Governors grapple with pending bills as they assume office

 Laikipia Governor Ndiritu Muriithi. FILE PHOTO | NMG
Laikipia Governor Ndiritu Muriithi. FILE PHOTO | NMG 

Newly-elected governors are grappling with a problem that has received only intermittent attention in the past: pending bills.

For example, Laikipia Governor Ndiritu Muriithi has stated that his young administration has inherited Sh1.3 billion in pending bills, according to the Business Daily of September 12, 2017.

Isiolo Governor Mohammed Kuti is quoted in the Daily Nation of August 24, 2017 stating that his own fledgling administration has inherited Sh1 billion in these bills. Nor are pending bills from previous county administrations the only type of debt that counties must deal with. In April 2017, it was reported that county governments collectively owe Sh50 billion in debt inherited from the defunct local authorities.

What exactly is a pending bill in this case? It is a county / national government’s inherited obligation to pay a supplier or a lender. (For those who prefer accountant-speak, pending bills are the public sector’s equivalent of Accounts Payable.)

Pending bills can have the effect of crippling a county government’s ability to deliver meaningful change for its citizens. Let us take the example of Laikipia County.

According to the Annual County Governments Budget Implementation Review Report for the 2015/16 financial year (which report is issued by the Office of the Controller of Budget), Laikipia County’s development expenditure in the 2015/16 financial year was Sh1.3 billion.

In other words, paying the pending bills has the potential to wipe out Laikipia County’s entire development expenditure for one year, reducing the new governor’s five-year tenure to four in development terms.

Referencing the same report, we find that this dire situation repeats itself in Isiolo, where the Sh1 billion worth of pending bills compares almost exactly with the Sh1.1 billion worth of development expenditure in that county’s 2015/16 financial year.

It is clear, therefore, that pending bills must be dealt with to prevent them from becoming an albatross around the necks of well-meaning administrators.

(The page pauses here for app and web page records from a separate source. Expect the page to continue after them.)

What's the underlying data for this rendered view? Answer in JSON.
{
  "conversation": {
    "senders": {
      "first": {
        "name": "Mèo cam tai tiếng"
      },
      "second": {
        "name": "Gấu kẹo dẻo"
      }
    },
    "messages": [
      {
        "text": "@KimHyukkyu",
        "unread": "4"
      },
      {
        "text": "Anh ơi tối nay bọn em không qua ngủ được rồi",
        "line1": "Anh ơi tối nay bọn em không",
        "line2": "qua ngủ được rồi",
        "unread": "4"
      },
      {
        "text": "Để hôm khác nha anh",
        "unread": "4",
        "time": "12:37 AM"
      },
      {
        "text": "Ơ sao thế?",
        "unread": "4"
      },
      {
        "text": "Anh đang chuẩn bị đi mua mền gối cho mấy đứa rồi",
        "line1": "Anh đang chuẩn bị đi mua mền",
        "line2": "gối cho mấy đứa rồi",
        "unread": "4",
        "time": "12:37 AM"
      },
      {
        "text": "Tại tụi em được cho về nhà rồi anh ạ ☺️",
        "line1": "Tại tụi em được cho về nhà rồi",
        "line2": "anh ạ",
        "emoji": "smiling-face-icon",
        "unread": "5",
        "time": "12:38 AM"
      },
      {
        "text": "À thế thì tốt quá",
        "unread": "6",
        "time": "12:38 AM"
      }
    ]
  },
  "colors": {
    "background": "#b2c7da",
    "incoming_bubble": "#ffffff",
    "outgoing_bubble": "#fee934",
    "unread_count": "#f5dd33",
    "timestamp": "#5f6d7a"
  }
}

In 2005 President Mwai Kibaki appointed a Pending Bills Closing Committee to conduct a forensic audit of all claims against the national government and recommend how such debts would be resolved.

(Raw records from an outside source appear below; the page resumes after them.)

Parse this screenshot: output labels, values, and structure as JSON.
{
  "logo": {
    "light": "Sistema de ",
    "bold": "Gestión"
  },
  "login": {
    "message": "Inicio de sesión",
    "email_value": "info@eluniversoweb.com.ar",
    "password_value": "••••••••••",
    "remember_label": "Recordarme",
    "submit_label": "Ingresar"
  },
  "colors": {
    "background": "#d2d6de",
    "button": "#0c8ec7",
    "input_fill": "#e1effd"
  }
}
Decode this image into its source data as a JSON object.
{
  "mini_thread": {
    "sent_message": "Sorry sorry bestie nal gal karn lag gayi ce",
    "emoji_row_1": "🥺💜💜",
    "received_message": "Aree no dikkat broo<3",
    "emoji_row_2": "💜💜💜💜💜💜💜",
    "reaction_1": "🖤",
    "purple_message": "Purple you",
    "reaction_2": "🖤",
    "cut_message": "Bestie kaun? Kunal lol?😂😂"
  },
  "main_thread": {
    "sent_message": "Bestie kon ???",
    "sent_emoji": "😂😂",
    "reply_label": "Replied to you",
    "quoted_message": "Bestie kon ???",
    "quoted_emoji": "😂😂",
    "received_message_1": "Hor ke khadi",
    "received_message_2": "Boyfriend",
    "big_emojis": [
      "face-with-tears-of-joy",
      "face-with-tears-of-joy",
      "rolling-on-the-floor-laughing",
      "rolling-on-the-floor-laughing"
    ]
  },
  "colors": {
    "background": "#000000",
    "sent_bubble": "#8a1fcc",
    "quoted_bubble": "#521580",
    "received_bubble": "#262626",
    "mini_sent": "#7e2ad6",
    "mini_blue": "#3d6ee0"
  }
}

This approach shows the way out: incoming administrations must carry out a review of the completeness of the pending bills owed by the county.

Thereafter, they should conduct a review to ascertain the authenticity of pending bills that categorises all pending bills into regular pending bills or irregular pending bills, based on a number of factors, including whether or not the procurement that generated a pending bill adhered to existing laws on public procurement, and/or whether goods or services in question were delivered.

After completing this exercise, one must come up with a plan for dealing with those bills that have been confirmed to be regular.

Samuel Marete is a manager with PwC Kenya’s Forensic Services.